Iron  part of the protein hemoglobin (carries oxygen throughout the body's cells)  artichoke leaves, parsley, spinach, broccoli, green beans, shrimp 
Zinc  a part of many enzymes,involved in the production of genetic material nd proteins, transports vitamin A, taste perception, wound healing  spinach, broccoli, green peas, green beans, lentils, well cooked shrimp, well cooked crab, well cooked turker (dark meat) well cooked lean ham, well cooked ground beef 
Selenium  antioxidant, works with vitamin E to protect the body from oxidation  well cooked seafood, well cooked meats, grains and other seed contain varying amounts depending on the soil content.  
Iodine  component of the thyroid hormones that help regulate growth, development and metabolic rate  well cooked seafood, bread 
Copper  necessary for the absorption and utilization of iron, supports formation of hemoglobin and several enzymes  well cooked meats,nuts and seeds 
Manganese  needed for normal tendon and bone structure.

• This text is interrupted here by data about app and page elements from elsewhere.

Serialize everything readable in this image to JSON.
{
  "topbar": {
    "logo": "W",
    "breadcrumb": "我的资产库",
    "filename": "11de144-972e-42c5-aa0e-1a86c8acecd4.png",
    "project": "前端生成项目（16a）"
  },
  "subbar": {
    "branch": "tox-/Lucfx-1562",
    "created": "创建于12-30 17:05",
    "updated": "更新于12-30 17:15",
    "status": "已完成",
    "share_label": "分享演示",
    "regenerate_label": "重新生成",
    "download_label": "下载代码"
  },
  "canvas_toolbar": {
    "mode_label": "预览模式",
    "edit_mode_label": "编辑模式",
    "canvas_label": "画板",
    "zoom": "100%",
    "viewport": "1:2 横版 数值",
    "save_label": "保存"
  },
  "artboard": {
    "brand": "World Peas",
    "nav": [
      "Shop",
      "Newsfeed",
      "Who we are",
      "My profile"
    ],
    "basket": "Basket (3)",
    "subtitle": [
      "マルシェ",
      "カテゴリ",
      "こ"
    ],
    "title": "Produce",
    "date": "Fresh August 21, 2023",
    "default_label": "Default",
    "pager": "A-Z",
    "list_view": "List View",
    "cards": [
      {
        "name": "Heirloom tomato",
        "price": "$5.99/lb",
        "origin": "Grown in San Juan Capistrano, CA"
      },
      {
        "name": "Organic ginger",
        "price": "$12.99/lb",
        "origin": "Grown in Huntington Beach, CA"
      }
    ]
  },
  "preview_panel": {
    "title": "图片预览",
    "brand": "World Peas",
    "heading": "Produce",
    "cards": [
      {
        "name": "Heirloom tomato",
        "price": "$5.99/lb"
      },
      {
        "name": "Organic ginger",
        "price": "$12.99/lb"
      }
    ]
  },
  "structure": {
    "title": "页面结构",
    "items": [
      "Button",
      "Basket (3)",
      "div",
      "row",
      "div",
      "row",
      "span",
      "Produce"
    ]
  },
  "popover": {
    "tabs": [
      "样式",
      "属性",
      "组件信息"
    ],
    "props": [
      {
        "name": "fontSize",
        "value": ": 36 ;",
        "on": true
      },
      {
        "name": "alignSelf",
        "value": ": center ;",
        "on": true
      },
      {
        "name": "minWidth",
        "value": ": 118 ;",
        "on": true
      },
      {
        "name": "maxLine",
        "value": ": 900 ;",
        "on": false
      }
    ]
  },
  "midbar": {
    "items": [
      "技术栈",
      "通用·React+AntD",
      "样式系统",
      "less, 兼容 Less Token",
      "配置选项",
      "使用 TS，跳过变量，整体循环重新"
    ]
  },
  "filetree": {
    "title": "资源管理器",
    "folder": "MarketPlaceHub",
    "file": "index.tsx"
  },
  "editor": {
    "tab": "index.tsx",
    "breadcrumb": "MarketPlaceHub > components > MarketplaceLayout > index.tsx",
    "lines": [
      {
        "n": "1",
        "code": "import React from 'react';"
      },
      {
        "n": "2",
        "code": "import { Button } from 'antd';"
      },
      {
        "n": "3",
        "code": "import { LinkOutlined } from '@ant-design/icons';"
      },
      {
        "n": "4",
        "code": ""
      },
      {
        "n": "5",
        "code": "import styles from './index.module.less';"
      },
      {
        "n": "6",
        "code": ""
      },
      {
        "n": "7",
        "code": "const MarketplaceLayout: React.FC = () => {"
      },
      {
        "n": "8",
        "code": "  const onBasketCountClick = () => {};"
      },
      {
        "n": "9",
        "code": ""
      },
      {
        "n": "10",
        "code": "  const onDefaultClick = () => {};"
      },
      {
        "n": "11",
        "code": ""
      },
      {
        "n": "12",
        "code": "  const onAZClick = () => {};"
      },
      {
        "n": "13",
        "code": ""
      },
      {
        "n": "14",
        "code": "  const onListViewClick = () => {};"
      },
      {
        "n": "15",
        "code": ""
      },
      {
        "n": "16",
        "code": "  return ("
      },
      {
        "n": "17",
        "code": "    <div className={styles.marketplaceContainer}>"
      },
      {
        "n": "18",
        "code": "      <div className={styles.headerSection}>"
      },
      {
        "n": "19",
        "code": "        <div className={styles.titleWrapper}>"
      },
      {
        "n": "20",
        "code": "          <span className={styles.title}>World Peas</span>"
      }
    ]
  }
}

Component of some enzymes important in metabolism.  whole grains, adequate amounts are found in fruits and vegetables 
Floride  involved in the formation of bones  well cooked seafood 
Chromium  associated with insulin and is required for the release of energy from glucose  vegetable oils, whole grains, nuts 
Molybdenum  component of enzymes needed in metabolism. Helps regulate iron storage.  legumes 



This is a guide, for general information. E.S.O. Foundation assumes no responsibility for errors, inaccuracies, omissions, or any other inconsistencies herein.